This is not just individual ignorance, but is helped by the mass exploitation of the female figure by advertisers; it is used to sell everything from barbeques to perfumes. This means some women may not breastfeed at all in order to continue going out in public without the prospect of being hassled.
However, breasts were for feeding purposes long before they were ever seen as sexual. They are an amazing, functional organ which provides babies with the milk that nourishes and nurtures them. Their exploitation as part of the “sexy sell” is a recent development. Anyone who objects to public breastfeeding should instead reserve their disgust for the “Page 3” tabloid use of breasts to sell newspapers, not the mother in the coffee shop feeding her infant.
Lastly, one big barrier to longer-term feeding is workplaces failing to provide for women who return to work but continue to express and breastfeed. When I dipped into Trinity’s own staff policy on breastfeeding, for example, I was initially impressed to find quoted a guideline from Ireland’s National Breastfeeding Policy, which recommends that “breastfeeding policies should ensure that employees are supported to breastfeed for as long as they choose to do so and recommends that breastfeeding continue for two years or beyond”.
To sustain breastfeeding it is vital that mothers either breastfeed their babies or express breast milk at regular intervals every day. Yet further into the document I discovered that in Ireland, “an employee who is breastfeeding” can only be defined as such within 6 months of giving birth. This means that paid breastfeeding breaks cease after 6 months.

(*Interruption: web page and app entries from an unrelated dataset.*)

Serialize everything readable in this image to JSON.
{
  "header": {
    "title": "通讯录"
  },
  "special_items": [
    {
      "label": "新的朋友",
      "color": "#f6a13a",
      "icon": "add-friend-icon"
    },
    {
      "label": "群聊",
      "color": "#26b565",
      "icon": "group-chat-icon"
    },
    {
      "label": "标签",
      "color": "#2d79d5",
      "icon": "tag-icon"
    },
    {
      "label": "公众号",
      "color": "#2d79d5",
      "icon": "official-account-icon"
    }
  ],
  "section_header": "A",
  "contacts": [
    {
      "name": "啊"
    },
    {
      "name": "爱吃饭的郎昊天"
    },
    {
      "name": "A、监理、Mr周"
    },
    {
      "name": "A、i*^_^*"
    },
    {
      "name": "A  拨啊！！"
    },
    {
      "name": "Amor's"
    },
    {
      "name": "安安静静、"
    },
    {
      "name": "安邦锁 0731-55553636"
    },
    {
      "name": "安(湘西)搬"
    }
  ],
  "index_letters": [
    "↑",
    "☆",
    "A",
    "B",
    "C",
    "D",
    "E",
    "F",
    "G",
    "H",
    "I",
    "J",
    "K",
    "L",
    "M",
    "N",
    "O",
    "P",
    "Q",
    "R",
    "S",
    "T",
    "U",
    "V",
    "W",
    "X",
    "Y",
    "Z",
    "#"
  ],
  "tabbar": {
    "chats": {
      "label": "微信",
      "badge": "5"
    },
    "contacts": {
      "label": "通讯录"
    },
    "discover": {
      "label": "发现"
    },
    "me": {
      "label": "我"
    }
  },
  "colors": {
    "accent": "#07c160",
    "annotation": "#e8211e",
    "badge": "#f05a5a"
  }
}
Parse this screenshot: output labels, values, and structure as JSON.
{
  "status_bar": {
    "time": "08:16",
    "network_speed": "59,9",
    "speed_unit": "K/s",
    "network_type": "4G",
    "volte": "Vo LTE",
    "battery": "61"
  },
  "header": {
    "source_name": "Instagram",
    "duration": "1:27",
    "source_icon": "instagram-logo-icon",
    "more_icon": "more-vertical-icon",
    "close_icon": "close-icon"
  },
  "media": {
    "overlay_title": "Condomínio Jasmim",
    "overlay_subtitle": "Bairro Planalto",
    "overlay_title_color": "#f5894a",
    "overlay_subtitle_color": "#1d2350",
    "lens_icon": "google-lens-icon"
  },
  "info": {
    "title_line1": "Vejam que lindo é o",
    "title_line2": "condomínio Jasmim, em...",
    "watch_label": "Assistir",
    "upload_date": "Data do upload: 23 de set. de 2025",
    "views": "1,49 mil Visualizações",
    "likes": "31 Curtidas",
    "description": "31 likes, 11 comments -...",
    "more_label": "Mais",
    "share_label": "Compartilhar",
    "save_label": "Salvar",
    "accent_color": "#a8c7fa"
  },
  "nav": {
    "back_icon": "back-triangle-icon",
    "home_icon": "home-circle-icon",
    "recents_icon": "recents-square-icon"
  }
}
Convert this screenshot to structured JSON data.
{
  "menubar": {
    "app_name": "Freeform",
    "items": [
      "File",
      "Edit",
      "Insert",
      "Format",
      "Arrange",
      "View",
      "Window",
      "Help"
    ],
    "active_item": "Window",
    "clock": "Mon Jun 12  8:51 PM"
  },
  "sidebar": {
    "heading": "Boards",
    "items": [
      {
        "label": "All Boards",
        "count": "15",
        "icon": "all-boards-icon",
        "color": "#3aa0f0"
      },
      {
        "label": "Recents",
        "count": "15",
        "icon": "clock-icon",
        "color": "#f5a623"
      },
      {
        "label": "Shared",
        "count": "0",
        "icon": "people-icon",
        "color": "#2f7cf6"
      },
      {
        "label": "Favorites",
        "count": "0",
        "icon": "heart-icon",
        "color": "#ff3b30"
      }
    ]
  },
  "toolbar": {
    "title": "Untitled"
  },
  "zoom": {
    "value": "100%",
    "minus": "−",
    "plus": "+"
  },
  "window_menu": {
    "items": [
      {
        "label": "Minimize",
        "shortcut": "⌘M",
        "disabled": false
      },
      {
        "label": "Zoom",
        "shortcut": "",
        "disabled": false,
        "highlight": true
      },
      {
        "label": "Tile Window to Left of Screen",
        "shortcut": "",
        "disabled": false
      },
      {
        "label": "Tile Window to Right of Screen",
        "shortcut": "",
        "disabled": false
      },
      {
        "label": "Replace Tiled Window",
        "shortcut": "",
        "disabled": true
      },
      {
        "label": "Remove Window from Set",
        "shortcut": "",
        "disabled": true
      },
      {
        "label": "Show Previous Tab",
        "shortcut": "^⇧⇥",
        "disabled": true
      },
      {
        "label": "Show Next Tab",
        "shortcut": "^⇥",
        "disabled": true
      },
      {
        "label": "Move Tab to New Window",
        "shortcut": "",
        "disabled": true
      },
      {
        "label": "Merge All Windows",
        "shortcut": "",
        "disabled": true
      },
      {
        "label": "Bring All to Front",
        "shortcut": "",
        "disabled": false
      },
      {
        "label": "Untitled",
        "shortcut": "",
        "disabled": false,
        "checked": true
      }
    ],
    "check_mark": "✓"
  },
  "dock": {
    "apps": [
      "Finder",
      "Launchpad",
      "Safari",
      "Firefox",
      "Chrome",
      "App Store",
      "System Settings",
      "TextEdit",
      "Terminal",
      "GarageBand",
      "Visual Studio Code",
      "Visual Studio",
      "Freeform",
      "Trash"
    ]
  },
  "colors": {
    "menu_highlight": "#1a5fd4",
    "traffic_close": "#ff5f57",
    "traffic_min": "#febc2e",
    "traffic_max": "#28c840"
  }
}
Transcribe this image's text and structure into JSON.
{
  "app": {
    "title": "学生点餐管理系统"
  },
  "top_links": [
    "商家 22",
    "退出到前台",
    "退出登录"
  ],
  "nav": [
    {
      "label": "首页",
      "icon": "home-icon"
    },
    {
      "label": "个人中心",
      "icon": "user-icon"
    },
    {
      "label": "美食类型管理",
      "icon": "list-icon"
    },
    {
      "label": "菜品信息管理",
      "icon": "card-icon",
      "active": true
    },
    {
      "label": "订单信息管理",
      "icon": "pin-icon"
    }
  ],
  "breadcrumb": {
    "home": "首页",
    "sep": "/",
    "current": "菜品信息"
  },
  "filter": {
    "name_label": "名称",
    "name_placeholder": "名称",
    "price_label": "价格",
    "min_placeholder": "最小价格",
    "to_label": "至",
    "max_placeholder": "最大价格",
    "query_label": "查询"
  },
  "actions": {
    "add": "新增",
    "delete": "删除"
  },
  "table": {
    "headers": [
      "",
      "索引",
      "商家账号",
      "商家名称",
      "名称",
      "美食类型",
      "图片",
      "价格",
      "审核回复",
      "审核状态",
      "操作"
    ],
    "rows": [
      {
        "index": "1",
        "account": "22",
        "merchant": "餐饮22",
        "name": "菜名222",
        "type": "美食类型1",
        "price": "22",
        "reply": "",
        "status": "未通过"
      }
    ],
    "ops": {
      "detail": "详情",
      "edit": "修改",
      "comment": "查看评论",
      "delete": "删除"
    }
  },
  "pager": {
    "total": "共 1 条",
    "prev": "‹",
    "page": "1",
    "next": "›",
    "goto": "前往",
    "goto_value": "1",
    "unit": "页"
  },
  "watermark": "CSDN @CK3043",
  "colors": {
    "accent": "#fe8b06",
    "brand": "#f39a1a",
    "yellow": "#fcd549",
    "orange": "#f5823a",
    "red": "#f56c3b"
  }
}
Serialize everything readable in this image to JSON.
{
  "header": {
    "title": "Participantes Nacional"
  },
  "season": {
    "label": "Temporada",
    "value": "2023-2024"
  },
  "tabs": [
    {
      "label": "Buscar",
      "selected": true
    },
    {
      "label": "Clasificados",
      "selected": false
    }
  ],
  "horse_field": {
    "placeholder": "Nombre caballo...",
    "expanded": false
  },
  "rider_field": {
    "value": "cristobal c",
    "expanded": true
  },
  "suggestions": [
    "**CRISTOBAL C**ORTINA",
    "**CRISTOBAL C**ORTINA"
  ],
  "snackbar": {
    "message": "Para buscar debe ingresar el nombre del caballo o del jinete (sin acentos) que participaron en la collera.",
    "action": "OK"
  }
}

While a mother may take unpaid breaks during her work hours in order to keep breastfeeding, this policy certainly does not encourage longer-term breastfeeding. It is inflexible and does not meet the differing requirements of each mother and baby.
All of these issues and more will need to be addressed in some way to improve our breastfeeding rates, but with organisations like La Leche League and women like Ann McCrea on the scene it won’t be long before there are no barriers left. This is a story of women helping women, and thereby helping themselves.